▸ WHAT IS BEING ASKED
In this exercise, reproduce the whole listing exactly.

▸ DATASET

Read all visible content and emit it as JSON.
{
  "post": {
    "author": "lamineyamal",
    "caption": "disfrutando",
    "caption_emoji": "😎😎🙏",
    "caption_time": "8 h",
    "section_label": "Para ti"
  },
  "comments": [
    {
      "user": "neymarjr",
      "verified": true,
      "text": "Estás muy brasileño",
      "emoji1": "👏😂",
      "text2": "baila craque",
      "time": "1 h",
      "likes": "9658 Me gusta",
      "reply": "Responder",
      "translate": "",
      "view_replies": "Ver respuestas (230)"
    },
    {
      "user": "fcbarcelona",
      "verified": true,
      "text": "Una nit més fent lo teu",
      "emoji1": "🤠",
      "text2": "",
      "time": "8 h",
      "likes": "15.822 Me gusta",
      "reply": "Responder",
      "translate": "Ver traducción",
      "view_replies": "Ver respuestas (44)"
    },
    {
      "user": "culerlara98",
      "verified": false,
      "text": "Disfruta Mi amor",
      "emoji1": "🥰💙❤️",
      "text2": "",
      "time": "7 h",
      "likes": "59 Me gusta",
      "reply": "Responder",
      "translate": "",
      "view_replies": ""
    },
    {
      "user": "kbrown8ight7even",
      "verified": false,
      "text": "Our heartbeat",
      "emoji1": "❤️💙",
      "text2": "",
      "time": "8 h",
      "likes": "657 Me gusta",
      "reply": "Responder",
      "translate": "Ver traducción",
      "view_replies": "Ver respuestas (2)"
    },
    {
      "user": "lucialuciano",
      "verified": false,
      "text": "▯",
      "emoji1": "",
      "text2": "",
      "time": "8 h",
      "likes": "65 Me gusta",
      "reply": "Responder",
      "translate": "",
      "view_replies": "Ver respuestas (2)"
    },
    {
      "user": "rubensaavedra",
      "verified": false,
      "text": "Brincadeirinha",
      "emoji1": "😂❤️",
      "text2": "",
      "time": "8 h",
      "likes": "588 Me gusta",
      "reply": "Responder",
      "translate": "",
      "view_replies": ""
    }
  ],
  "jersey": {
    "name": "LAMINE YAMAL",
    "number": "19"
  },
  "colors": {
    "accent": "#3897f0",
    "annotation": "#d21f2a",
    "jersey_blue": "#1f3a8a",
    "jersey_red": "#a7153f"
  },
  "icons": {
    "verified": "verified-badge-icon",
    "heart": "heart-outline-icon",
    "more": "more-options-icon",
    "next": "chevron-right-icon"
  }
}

▸ SOLUTION FOR THIS EXERCISE
Read all visible content and emit it as JSON.
{
  "post": {
    "author": "lamineyamal",
    "caption": "disfrutando",
    "caption_emoji": "😎😎🙏",
    "caption_time": "8 h",
    "section_label": "Para ti"
  },
  "comments": [
    {
      "user": "neymarjr",
      "verified": true,
      "text": "Estás muy brasileño",
      "emoji1": "👏😂",
      "text2": "baila craque",
      "time": "1 h",
      "likes": "9658 Me gusta",
      "reply": "Responder",
      "translate": "",
      "view_replies": "Ver respuestas (230)"
    },
    {
      "user": "fcbarcelona",
      "verified": true,
      "text": "Una nit més fent lo teu",
      "emoji1": "🤠",
      "text2": "",
      "time": "8 h",
      "likes": "15.822 Me gusta",
      "reply": "Responder",
      "translate": "Ver traducción",
      "view_replies": "Ver respuestas (44)"
    },
    {
      "user": "culerlara98",
      "verified": false,
      "text": "Disfruta Mi amor",
      "emoji1": "🥰💙❤️",
      "text2": "",
      "time": "7 h",
      "likes": "59 Me gusta",
      "reply": "Responder",
      "translate": "",
      "view_replies": ""
    },
    {
      "user": "kbrown8ight7even",
      "verified": false,
      "text": "Our heartbeat",
      "emoji1": "❤️💙",
      "text2": "",
      "time": "8 h",
      "likes": "657 Me gusta",
      "reply": "Responder",
      "translate": "Ver traducción",
      "view_replies": "Ver respuestas (2)"
    },
    {
      "user": "lucialuciano",
      "verified": false,
      "text": "▯",
      "emoji1": "",
      "text2": "",
      "time": "8 h",
      "likes": "65 Me gusta",
      "reply": "Responder",
      "translate": "",
      "view_replies": "Ver respuestas (2)"
    },
    {
      "user": "rubensaavedra",
      "verified": false,
      "text": "Brincadeirinha",
      "emoji1": "😂❤️",
      "text2": "",
      "time": "8 h",
      "likes": "588 Me gusta",
      "reply": "Responder",
      "translate": "",
      "view_replies": ""
    }
  ],
  "jersey": {
    "name": "LAMINE YAMAL",
    "number": "19"
  },
  "colors": {
    "accent": "#3897f0",
    "annotation": "#d21f2a",
    "jersey_blue": "#1f3a8a",
    "jersey_red": "#a7153f"
  },
  "icons": {
    "verified": "verified-badge-icon",
    "heart": "heart-outline-icon",
    "more": "more-options-icon",
    "next": "chevron-right-icon"
  }
}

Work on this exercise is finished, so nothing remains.